The Despite this, The New Yorker wonders, “To what extent can this kind of work reveal the deeper, more intimate question of our continuity or changeability? That depends on what we mean when we ask who we are. We are, after all, more than just our actions.” The example given is of twins with similar personalities, one practicing politics and the other practicing organized crime.
So what makes an Astros an Astros? Is it the same as it has always been?
They tell you it’s player development or camaraderie; Analytics or ambition. Preparation, professionalism and constant expectation to win.
“Anytime you have an organization that is able to sustain the success that this organization has had, you will never be the same,” Klick said.
However, there are some ideas to be had. Houston, famous for providing data, has been particularly good at translating obsessive things into actionable improvements for players. Click credits for broader advances in technology and cohesion between the club and the front office.
Ten years ago, it was all abstract things, with numbers in a spreadsheet. Now, “We can talk about the point of release, we can talk about span, we can talk about stride length, we can talk about turn rate. These are tangible things to players in a way that I don’t think was the data,” Klick said.

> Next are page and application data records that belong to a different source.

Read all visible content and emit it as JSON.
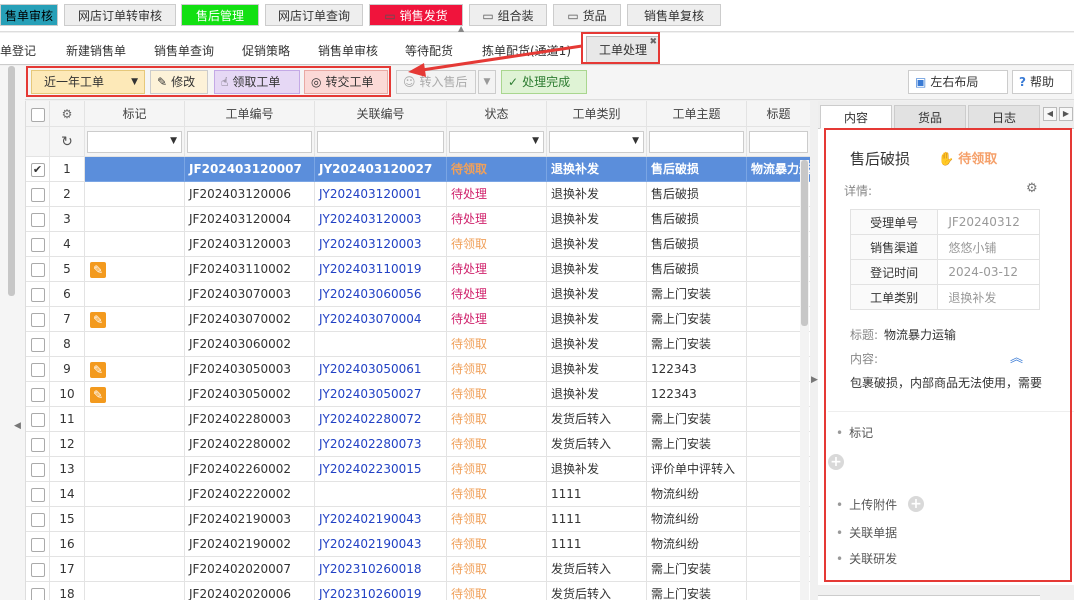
{
  "top_tabs": [
    {
      "label": "售单审核",
      "bg": "#27a0b8",
      "fg": "#000000"
    },
    {
      "label": "网店订单转审核",
      "bg": "#eeeeee",
      "fg": "#333333"
    },
    {
      "label": "售后管理",
      "bg": "#12e012",
      "fg": "#ffffff"
    },
    {
      "label": "网店订单查询",
      "bg": "#eeeeee",
      "fg": "#333333"
    },
    {
      "label": "销售发货",
      "bg": "#f0143c",
      "fg": "#ffffff"
    },
    {
      "label": "组合装",
      "bg": "#eeeeee",
      "fg": "#333333"
    },
    {
      "label": "货品",
      "bg": "#eeeeee",
      "fg": "#333333"
    },
    {
      "label": "销售单复核",
      "bg": "#eeeeee",
      "fg": "#333333"
    }
  ],
  "sub_tabs": [
    "单登记",
    "新建销售单",
    "销售单查询",
    "促销策略",
    "销售单审核",
    "等待配货",
    "拣单配货(通道1)",
    "工单处理"
  ],
  "toolbar": {
    "period": "近一年工单",
    "edit": "修改",
    "claim": "领取工单",
    "transfer": "转交工单",
    "to_aftersale": "转入售后",
    "done": "处理完成",
    "layout": "左右布局",
    "help": "帮助"
  },
  "grid": {
    "headers": [
      "标记",
      "工单编号",
      "关联编号",
      "状态",
      "工单类别",
      "工单主题",
      "标题"
    ],
    "rows": [
      {
        "n": "1",
        "checked": "✔",
        "mark": "",
        "id": "JF202403120007",
        "ref": "JY202403120027",
        "status": "待领取",
        "cat": "退换补发",
        "topic": "售后破损",
        "title": "物流暴力运"
      },
      {
        "n": "2",
        "checked": "",
        "mark": "",
        "id": "JF202403120006",
        "ref": "JY202403120001",
        "status": "待处理",
        "cat": "退换补发",
        "topic": "售后破损",
        "title": ""
      },
      {
        "n": "3",
        "checked": "",
        "mark": "",
        "id": "JF202403120004",
        "ref": "JY202403120003",
        "status": "待处理",
        "cat": "退换补发",
        "topic": "售后破损",
        "title": ""
      },
      {
        "n": "4",
        "checked": "",
        "mark": "",
        "id": "JF202403120003",
        "ref": "JY202403120003",
        "status": "待领取",
        "cat": "退换补发",
        "topic": "售后破损",
        "title": ""
      },
      {
        "n": "5",
        "checked": "",
        "mark": "wrench",
        "id": "JF202403110002",
        "ref": "JY202403110019",
        "status": "待处理",
        "cat": "退换补发",
        "topic": "售后破损",
        "title": ""
      },
      {
        "n": "6",
        "checked": "",
        "mark": "",
        "id": "JF202403070003",
        "ref": "JY202403060056",
        "status": "待处理",
        "cat": "退换补发",
        "topic": "需上门安装",
        "title": ""
      },
      {
        "n": "7",
        "checked": "",
        "mark": "wrench",
        "id": "JF202403070002",
        "ref": "JY202403070004",
        "status": "待处理",
        "cat": "退换补发",
        "topic": "需上门安装",
        "title": ""
      },
      {
        "n": "8",
        "checked": "",
        "mark": "",
        "id": "JF202403060002",
        "ref": "",
        "status": "待领取",
        "cat": "退换补发",
        "topic": "需上门安装",
        "title": ""
      },
      {
        "n": "9",
        "checked": "",
        "mark": "wrench",
        "id": "JF202403050003",
        "ref": "JY202403050061",
        "status": "待领取",
        "cat": "退换补发",
        "topic": "122343",
        "title": ""
      },
      {
        "n": "10",
        "checked": "",
        "mark": "wrench",
        "id": "JF202403050002",
        "ref": "JY202403050027",
        "status": "待领取",
        "cat": "退换补发",
        "topic": "122343",
        "title": ""
      },
      {
        "n": "11",
        "checked": "",
        "mark": "",
        "id": "JF202402280003",
        "ref": "JY202402280072",
        "status": "待领取",
        "cat": "发货后转入",
        "topic": "需上门安装",
        "title": ""
      },
      {
        "n": "12",
        "checked": "",
        "mark": "",
        "id": "JF202402280002",
        "ref": "JY202402280073",
        "status": "待领取",
        "cat": "发货后转入",
        "topic": "需上门安装",
        "title": ""
      },
      {
        "n": "13",
        "checked": "",
        "mark": "",
        "id": "JF202402260002",
        "ref": "JY202402230015",
        "status": "待领取",
        "cat": "退换补发",
        "topic": "评价单中评转入",
        "title": ""
      },
      {
        "n": "14",
        "checked": "",
        "mark": "",
        "id": "JF202402220002",
        "ref": "",
        "status": "待领取",
        "cat": "1111",
        "topic": "物流纠纷",
        "title": ""
      },
      {
        "n": "15",
        "checked": "",
        "mark": "",
        "id": "JF202402190003",
        "ref": "JY202402190043",
        "status": "待领取",
        "cat": "1111",
        "topic": "物流纠纷",
        "title": ""
      },
      {
        "n": "16",
        "checked": "",
        "mark": "",
        "id": "JF202402190002",
        "ref": "JY202402190043",
        "status": "待领取",
        "cat": "1111",
        "topic": "物流纠纷",
        "title": ""
      },
      {
        "n": "17",
        "checked": "",
        "mark": "",
        "id": "JF202402020007",
        "ref": "JY202310260018",
        "status": "待领取",
        "cat": "发货后转入",
        "topic": "需上门安装",
        "title": ""
      },
      {
        "n": "18",
        "checked": "",
        "mark": "",
        "id": "JF202402020006",
        "ref": "JY202310260019",
        "status": "待领取",
        "cat": "发货后转入",
        "topic": "需上门安装",
        "title": ""
      }
    ]
  },
  "panel": {
    "tabs": [
      "内容",
      "货品",
      "日志"
    ],
    "title": "售后破损",
    "status": "待领取",
    "detail_label": "详情:",
    "details": [
      {
        "k": "受理单号",
        "v": "JF20240312"
      },
      {
        "k": "销售渠道",
        "v": "悠悠小铺"
      },
      {
        "k": "登记时间",
        "v": "2024-03-12"
      },
      {
        "k": "工单类别",
        "v": "退换补发"
      }
    ],
    "subject_label": "标题:",
    "subject": "物流暴力运输",
    "content_label": "内容:",
    "content": "包裹破损，内部商品无法使用，需要",
    "mark_label": "标记",
    "upload_label": "上传附件",
    "rel_orders_label": "关联单据",
    "rel_dev_label": "关联研发"
  },
  "colors": {
    "accent": "#e53935",
    "link": "#2141c4",
    "pending": "#f0a05a",
    "processing": "#d0246d",
    "selected_row": "#5b8edb"
  }
}
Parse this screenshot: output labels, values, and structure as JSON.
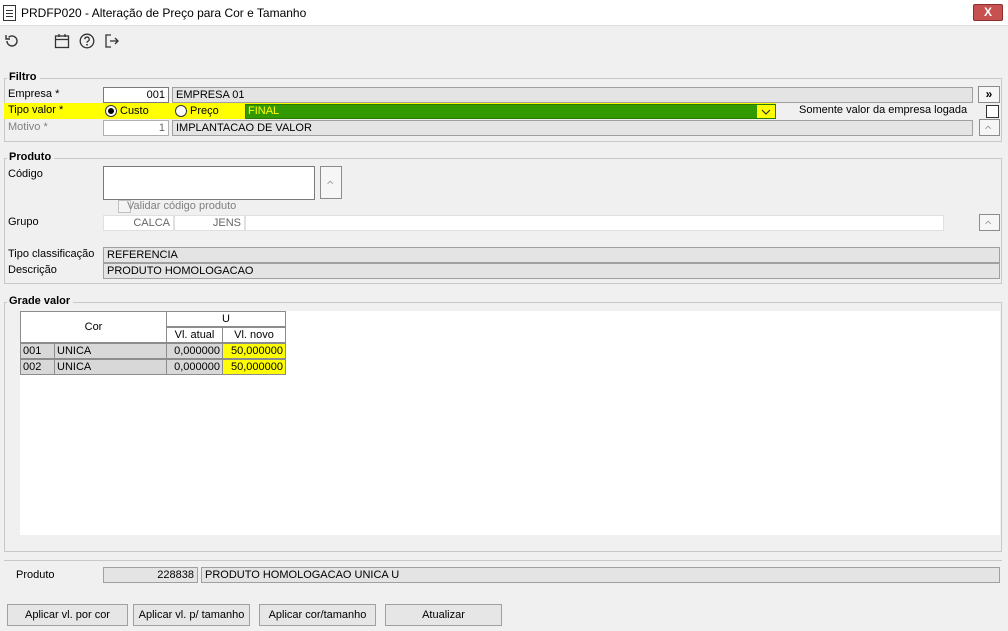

(“A machine builds another machine” is actually the perfect interpretation of a series that continues to attract winning teams by shaping players into an improved image.)
This interpretation reflects a commitment to stay ahead of the curve, and now we’re getting somewhere in search of the Astros’ true disposition.
“The guys have talked a lot at the club over the past few games about not being slack,” Klick said. “This also applies to the front office. We know we can’t do the same thing we did two or three years ago. If we do that, someone else will do it and then we fall behind. So it has to be the same no-nonsense where you are constantly updating And constantly reinventing, you’re constantly turning the mirror on yourself to make sure you’re not feeling complacent. Which is frankly stressful. … and it can be frustrating for a lot of people because they’re like, ‘I don’t understand, why do we need to change?’ This works. But as soon as you say ‘why do I need to change’, you are dead.
Click, by the way, won the world championship after his previous contract expired and without a new one. There is speculation rife in the industry that it will not be brought back.
The Astros are relentless, ruthless, committed to winning at any cost. That’s why they cheated and maybe why they didn’t have to. This is their behaviour. Sometimes they act on it differently. Crane said that part of his success in player development is having a five-year plan in place to replace anyone, even if they are the core of the winning team. Just look at the best player in the world championship – Peña’s success Carlos Correa‘s. So, perhaps the dividing line is continuous evolution.
So is 2022 Astros the same Astros as 2017 Astros? They wouldn’t be Astros if they were.